(DATA EXCERPTS begins)

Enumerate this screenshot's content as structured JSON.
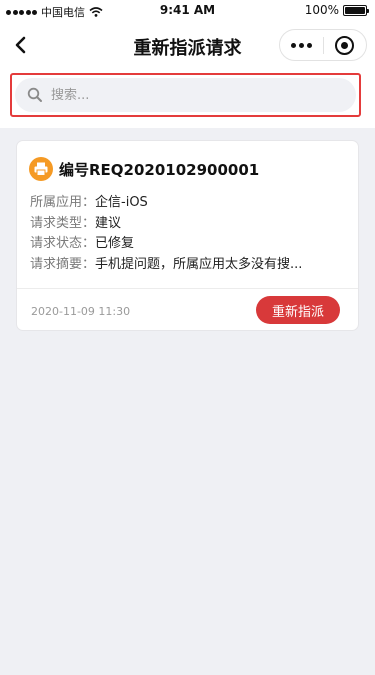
{
  "status_bar": {
    "carrier": "中国电信",
    "time": "9:41 AM",
    "battery": "100%",
    "battery_level": 1.0
  },
  "nav": {
    "title": "重新指派请求",
    "back_icon": "chevron-left-icon",
    "more_icon": "more-dots-icon",
    "target_icon": "target-icon"
  },
  "search": {
    "placeholder": "搜索...",
    "value": "",
    "highlight_color": "#e43b3b"
  },
  "cards": [
    {
      "icon": "printer-icon",
      "icon_color": "#f59a24",
      "title": "编号REQ2020102900001",
      "fields": [
        {
          "label": "所属应用：",
          "value": "企信-iOS"
        },
        {
          "label": "请求类型：",
          "value": "建议"
        },
        {
          "label": "请求状态：",
          "value": "已修复"
        },
        {
          "label": "请求摘要：",
          "value": "手机提问题，所属应用太多没有搜..."
        }
      ],
      "timestamp": "2020-11-09  11:30",
      "action_label": "重新指派",
      "action_color": "#d8393a"
    }
  ]
}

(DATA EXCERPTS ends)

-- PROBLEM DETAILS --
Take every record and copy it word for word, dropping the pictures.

-- TASK SOLUTION --
Enumerate this screenshot's content as structured JSON.
{
  "status_bar": {
    "carrier": "中国电信",
    "time": "9:41 AM",
    "battery": "100%",
    "battery_level": 1.0
  },
  "nav": {
    "title": "重新指派请求",
    "back_icon": "chevron-left-icon",
    "more_icon": "more-dots-icon",
    "target_icon": "target-icon"
  },
  "search": {
    "placeholder": "搜索...",
    "value": "",
    "highlight_color": "#e43b3b"
  },
  "cards": [
    {
      "icon": "printer-icon",
      "icon_color": "#f59a24",
      "title": "编号REQ2020102900001",
      "fields": [
        {
          "label": "所属应用：",
          "value": "企信-iOS"
        },
        {
          "label": "请求类型：",
          "value": "建议"
        },
        {
          "label": "请求状态：",
          "value": "已修复"
        },
        {
          "label": "请求摘要：",
          "value": "手机提问题，所属应用太多没有搜..."
        }
      ],
      "timestamp": "2020-11-09  11:30",
      "action_label": "重新指派",
      "action_color": "#d8393a"
    }
  ]
}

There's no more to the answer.